## Problem to solve
Go through the entries below and work out how many lines include "Tijdlijn". Answer with the number only.

## Stored items

Content starts

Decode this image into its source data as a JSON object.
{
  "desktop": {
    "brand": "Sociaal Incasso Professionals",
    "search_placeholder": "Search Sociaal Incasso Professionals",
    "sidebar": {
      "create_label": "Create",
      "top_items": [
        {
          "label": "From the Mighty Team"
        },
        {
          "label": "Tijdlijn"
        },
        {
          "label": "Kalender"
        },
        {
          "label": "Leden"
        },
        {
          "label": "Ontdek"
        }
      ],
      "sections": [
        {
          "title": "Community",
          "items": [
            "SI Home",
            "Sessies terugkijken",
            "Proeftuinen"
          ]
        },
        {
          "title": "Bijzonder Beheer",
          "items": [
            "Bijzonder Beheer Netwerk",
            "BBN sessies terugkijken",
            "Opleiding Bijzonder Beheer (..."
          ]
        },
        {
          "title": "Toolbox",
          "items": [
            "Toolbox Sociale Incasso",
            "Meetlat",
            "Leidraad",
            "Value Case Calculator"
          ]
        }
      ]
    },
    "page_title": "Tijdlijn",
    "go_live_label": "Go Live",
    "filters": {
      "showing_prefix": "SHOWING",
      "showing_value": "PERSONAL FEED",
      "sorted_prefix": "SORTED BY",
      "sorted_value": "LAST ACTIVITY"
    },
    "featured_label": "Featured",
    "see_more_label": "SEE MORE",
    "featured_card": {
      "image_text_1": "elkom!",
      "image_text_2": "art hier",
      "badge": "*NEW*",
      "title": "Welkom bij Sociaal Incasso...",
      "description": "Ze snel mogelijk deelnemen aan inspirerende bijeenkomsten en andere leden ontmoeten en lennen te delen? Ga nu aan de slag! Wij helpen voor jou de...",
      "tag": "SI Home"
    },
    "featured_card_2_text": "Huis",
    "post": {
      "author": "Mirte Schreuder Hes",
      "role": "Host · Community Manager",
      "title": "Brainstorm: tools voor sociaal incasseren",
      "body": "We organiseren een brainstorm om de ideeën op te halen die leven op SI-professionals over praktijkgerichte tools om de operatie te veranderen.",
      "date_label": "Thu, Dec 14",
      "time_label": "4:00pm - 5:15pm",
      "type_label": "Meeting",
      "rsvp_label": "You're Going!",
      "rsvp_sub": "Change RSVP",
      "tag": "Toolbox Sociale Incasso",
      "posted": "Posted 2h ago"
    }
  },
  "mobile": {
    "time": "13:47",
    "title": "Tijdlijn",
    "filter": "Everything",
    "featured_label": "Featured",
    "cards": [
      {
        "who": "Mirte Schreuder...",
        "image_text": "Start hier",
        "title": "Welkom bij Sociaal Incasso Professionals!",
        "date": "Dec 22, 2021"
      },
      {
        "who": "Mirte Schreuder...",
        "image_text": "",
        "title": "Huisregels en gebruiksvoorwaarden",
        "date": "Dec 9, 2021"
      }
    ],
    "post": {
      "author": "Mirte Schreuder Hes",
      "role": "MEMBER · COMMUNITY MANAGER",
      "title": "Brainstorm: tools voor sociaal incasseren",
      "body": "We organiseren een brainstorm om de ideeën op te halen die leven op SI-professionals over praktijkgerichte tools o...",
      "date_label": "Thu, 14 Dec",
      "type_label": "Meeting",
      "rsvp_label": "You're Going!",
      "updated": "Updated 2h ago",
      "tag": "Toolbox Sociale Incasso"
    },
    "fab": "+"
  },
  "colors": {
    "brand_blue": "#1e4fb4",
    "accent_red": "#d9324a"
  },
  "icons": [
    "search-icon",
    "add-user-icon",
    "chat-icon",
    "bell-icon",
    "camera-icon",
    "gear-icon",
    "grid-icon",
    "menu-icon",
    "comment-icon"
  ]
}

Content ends

## Your solution
3